● **Task prompt**:
Even where a record seems odd, copy it exactly as it appears below.

(Component data from apps and pages)
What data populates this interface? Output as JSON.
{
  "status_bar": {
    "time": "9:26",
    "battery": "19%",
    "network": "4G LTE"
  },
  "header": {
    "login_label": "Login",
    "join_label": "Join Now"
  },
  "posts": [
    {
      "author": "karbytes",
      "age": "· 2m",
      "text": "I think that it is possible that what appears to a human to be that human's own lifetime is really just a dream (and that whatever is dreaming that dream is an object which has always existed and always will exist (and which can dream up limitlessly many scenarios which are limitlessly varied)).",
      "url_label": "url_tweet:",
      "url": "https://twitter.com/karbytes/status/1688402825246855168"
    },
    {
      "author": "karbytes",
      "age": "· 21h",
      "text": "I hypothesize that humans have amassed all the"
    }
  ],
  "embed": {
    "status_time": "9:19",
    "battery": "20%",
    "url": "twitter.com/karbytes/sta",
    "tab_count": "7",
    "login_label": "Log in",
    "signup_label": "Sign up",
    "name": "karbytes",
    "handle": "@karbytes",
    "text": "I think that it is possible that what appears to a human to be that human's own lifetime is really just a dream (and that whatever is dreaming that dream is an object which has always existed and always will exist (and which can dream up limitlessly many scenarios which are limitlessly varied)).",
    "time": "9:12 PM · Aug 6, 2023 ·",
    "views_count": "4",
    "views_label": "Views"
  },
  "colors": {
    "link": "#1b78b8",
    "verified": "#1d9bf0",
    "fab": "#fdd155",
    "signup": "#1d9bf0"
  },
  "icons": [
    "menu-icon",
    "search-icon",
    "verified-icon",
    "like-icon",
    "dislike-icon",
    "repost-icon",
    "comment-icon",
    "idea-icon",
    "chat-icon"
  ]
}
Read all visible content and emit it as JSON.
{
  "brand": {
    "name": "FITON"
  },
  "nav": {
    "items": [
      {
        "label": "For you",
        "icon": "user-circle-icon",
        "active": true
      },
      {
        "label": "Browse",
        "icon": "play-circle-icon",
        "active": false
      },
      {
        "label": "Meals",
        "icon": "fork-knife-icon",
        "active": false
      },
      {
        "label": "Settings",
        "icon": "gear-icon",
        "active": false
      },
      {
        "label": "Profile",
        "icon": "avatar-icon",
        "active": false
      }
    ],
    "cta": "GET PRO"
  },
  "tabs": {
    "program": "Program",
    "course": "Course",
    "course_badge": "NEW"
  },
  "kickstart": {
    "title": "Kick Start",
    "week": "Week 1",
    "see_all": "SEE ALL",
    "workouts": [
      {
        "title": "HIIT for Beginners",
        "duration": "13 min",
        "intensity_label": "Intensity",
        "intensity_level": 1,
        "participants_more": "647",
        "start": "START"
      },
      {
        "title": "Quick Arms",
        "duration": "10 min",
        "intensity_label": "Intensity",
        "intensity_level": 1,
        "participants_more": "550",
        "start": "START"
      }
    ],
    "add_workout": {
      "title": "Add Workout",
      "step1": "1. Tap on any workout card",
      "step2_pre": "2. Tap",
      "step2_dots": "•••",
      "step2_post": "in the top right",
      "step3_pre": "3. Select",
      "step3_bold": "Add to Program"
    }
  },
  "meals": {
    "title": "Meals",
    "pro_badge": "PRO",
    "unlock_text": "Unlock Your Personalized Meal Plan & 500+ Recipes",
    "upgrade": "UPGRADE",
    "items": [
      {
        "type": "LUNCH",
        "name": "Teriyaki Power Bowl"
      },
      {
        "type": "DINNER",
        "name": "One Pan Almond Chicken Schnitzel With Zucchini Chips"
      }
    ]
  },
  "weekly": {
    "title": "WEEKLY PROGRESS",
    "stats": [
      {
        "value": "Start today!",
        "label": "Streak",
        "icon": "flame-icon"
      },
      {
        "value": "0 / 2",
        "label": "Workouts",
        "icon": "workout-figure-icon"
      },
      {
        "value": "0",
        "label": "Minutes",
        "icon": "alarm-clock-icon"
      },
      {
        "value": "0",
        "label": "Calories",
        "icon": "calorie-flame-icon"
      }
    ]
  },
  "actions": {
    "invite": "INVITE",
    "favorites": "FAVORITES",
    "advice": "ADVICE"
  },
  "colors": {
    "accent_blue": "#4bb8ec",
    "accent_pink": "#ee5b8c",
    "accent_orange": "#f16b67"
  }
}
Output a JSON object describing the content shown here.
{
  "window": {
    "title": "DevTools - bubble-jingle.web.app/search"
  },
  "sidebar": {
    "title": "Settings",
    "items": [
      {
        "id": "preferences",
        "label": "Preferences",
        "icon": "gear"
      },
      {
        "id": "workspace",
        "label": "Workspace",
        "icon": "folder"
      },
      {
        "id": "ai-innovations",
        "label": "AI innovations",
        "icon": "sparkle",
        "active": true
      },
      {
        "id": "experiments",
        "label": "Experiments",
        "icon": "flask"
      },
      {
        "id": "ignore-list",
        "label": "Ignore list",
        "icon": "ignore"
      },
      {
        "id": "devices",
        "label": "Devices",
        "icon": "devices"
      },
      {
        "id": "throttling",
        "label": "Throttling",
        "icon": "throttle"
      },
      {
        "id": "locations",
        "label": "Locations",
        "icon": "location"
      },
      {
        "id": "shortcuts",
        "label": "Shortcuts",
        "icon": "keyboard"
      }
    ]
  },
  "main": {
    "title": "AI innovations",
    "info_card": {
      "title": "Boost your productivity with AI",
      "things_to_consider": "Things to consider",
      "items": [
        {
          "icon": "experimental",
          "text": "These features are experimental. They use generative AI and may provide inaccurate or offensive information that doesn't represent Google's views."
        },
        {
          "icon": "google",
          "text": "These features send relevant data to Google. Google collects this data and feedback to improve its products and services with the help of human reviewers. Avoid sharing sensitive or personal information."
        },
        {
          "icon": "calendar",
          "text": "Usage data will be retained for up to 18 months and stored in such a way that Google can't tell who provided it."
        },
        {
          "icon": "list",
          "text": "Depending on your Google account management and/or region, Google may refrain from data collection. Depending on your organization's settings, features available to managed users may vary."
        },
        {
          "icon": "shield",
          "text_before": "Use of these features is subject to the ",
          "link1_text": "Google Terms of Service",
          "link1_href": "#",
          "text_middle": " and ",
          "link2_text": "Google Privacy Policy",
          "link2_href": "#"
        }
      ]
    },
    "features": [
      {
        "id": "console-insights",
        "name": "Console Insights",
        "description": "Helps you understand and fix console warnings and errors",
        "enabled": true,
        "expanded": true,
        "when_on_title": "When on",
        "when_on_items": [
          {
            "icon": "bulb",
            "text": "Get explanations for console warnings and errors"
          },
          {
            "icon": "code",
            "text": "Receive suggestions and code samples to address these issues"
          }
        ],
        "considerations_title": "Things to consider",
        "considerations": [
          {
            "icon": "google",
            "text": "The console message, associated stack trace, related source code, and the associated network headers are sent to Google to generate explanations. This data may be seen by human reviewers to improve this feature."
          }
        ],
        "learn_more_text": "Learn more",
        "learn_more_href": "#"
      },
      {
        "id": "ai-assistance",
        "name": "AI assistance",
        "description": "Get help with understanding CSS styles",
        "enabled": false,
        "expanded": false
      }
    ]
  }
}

● **Result**:
What data populates this interface? Output as JSON.
{
  "status_bar": {
    "time": "9:26",
    "battery": "19%",
    "network": "4G LTE"
  },
  "header": {
    "login_label": "Login",
    "join_label": "Join Now"
  },
  "posts": [
    {
      "author": "karbytes",
      "age": "· 2m",
      "text": "I think that it is possible that what appears to a human to be that human's own lifetime is really just a dream (and that whatever is dreaming that dream is an object which has always existed and always will exist (and which can dream up limitlessly many scenarios which are limitlessly varied)).",
      "url_label": "url_tweet:",
      "url": "https://twitter.com/karbytes/status/1688402825246855168"
    },
    {
      "author": "karbytes",
      "age": "· 21h",
      "text": "I hypothesize that humans have amassed all the"
    }
  ],
  "embed": {
    "status_time": "9:19",
    "battery": "20%",
    "url": "twitter.com/karbytes/sta",
    "tab_count": "7",
    "login_label": "Log in",
    "signup_label": "Sign up",
    "name": "karbytes",
    "handle": "@karbytes",
    "text": "I think that it is possible that what appears to a human to be that human's own lifetime is really just a dream (and that whatever is dreaming that dream is an object which has always existed and always will exist (and which can dream up limitlessly many scenarios which are limitlessly varied)).",
    "time": "9:12 PM · Aug 6, 2023 ·",
    "views_count": "4",
    "views_label": "Views"
  },
  "colors": {
    "link": "#1b78b8",
    "verified": "#1d9bf0",
    "fab": "#fdd155",
    "signup": "#1d9bf0"
  },
  "icons": [
    "menu-icon",
    "search-icon",
    "verified-icon",
    "like-icon",
    "dislike-icon",
    "repost-icon",
    "comment-icon",
    "idea-icon",
    "chat-icon"
  ]
}
Read all visible content and emit it as JSON.
{
  "brand": {
    "name": "FITON"
  },
  "nav": {
    "items": [
      {
        "label": "For you",
        "icon": "user-circle-icon",
        "active": true
      },
      {
        "label": "Browse",
        "icon": "play-circle-icon",
        "active": false
      },
      {
        "label": "Meals",
        "icon": "fork-knife-icon",
        "active": false
      },
      {
        "label": "Settings",
        "icon": "gear-icon",
        "active": false
      },
      {
        "label": "Profile",
        "icon": "avatar-icon",
        "active": false
      }
    ],
    "cta": "GET PRO"
  },
  "tabs": {
    "program": "Program",
    "course": "Course",
    "course_badge": "NEW"
  },
  "kickstart": {
    "title": "Kick Start",
    "week": "Week 1",
    "see_all": "SEE ALL",
    "workouts": [
      {
        "title": "HIIT for Beginners",
        "duration": "13 min",
        "intensity_label": "Intensity",
        "intensity_level": 1,
        "participants_more": "647",
        "start": "START"
      },
      {
        "title": "Quick Arms",
        "duration": "10 min",
        "intensity_label": "Intensity",
        "intensity_level": 1,
        "participants_more": "550",
        "start": "START"
      }
    ],
    "add_workout": {
      "title": "Add Workout",
      "step1": "1. Tap on any workout card",
      "step2_pre": "2. Tap",
      "step2_dots": "•••",
      "step2_post": "in the top right",
      "step3_pre": "3. Select",
      "step3_bold": "Add to Program"
    }
  },
  "meals": {
    "title": "Meals",
    "pro_badge": "PRO",
    "unlock_text": "Unlock Your Personalized Meal Plan & 500+ Recipes",
    "upgrade": "UPGRADE",
    "items": [
      {
        "type": "LUNCH",
        "name": "Teriyaki Power Bowl"
      },
      {
        "type": "DINNER",
        "name": "One Pan Almond Chicken Schnitzel With Zucchini Chips"
      }
    ]
  },
  "weekly": {
    "title": "WEEKLY PROGRESS",
    "stats": [
      {
        "value": "Start today!",
        "label": "Streak",
        "icon": "flame-icon"
      },
      {
        "value": "0 / 2",
        "label": "Workouts",
        "icon": "workout-figure-icon"
      },
      {
        "value": "0",
        "label": "Minutes",
        "icon": "alarm-clock-icon"
      },
      {
        "value": "0",
        "label": "Calories",
        "icon": "calorie-flame-icon"
      }
    ]
  },
  "actions": {
    "invite": "INVITE",
    "favorites": "FAVORITES",
    "advice": "ADVICE"
  },
  "colors": {
    "accent_blue": "#4bb8ec",
    "accent_pink": "#ee5b8c",
    "accent_orange": "#f16b67"
  }
}
Output a JSON object describing the content shown here.
{
  "window": {
    "title": "DevTools - bubble-jingle.web.app/search"
  },
  "sidebar": {
    "title": "Settings",
    "items": [
      {
        "id": "preferences",
        "label": "Preferences",
        "icon": "gear"
      },
      {
        "id": "workspace",
        "label": "Workspace",
        "icon": "folder"
      },
      {
        "id": "ai-innovations",
        "label": "AI innovations",
        "icon": "sparkle",
        "active": true
      },
      {
        "id": "experiments",
        "label": "Experiments",
        "icon": "flask"
      },
      {
        "id": "ignore-list",
        "label": "Ignore list",
        "icon": "ignore"
      },
      {
        "id": "devices",
        "label": "Devices",
        "icon": "devices"
      },
      {
        "id": "throttling",
        "label": "Throttling",
        "icon": "throttle"
      },
      {
        "id": "locations",
        "label": "Locations",
        "icon": "location"
      },
      {
        "id": "shortcuts",
        "label": "Shortcuts",
        "icon": "keyboard"
      }
    ]
  },
  "main": {
    "title": "AI innovations",
    "info_card": {
      "title": "Boost your productivity with AI",
      "things_to_consider": "Things to consider",
      "items": [
        {
          "icon": "experimental",
          "text": "These features are experimental. They use generative AI and may provide inaccurate or offensive information that doesn't represent Google's views."
        },
        {
          "icon": "google",
          "text": "These features send relevant data to Google. Google collects this data and feedback to improve its products and services with the help of human reviewers. Avoid sharing sensitive or personal information."
        },
        {
          "icon": "calendar",
          "text": "Usage data will be retained for up to 18 months and stored in such a way that Google can't tell who provided it."
        },
        {
          "icon": "list",
          "text": "Depending on your Google account management and/or region, Google may refrain from data collection. Depending on your organization's settings, features available to managed users may vary."
        },
        {
          "icon": "shield",
          "text_before": "Use of these features is subject to the ",
          "link1_text": "Google Terms of Service",
          "link1_href": "#",
          "text_middle": " and ",
          "link2_text": "Google Privacy Policy",
          "link2_href": "#"
        }
      ]
    },
    "features": [
      {
        "id": "console-insights",
        "name": "Console Insights",
        "description": "Helps you understand and fix console warnings and errors",
        "enabled": true,
        "expanded": true,
        "when_on_title": "When on",
        "when_on_items": [
          {
            "icon": "bulb",
            "text": "Get explanations for console warnings and errors"
          },
          {
            "icon": "code",
            "text": "Receive suggestions and code samples to address these issues"
          }
        ],
        "considerations_title": "Things to consider",
        "considerations": [
          {
            "icon": "google",
            "text": "The console message, associated stack trace, related source code, and the associated network headers are sent to Google to generate explanations. This data may be seen by human reviewers to improve this feature."
          }
        ],
        "learn_more_text": "Learn more",
        "learn_more_href": "#"
      },
      {
        "id": "ai-assistance",
        "name": "AI assistance",
        "description": "Get help with understanding CSS styles",
        "enabled": false,
        "expanded": false
      }
    ]
  }
}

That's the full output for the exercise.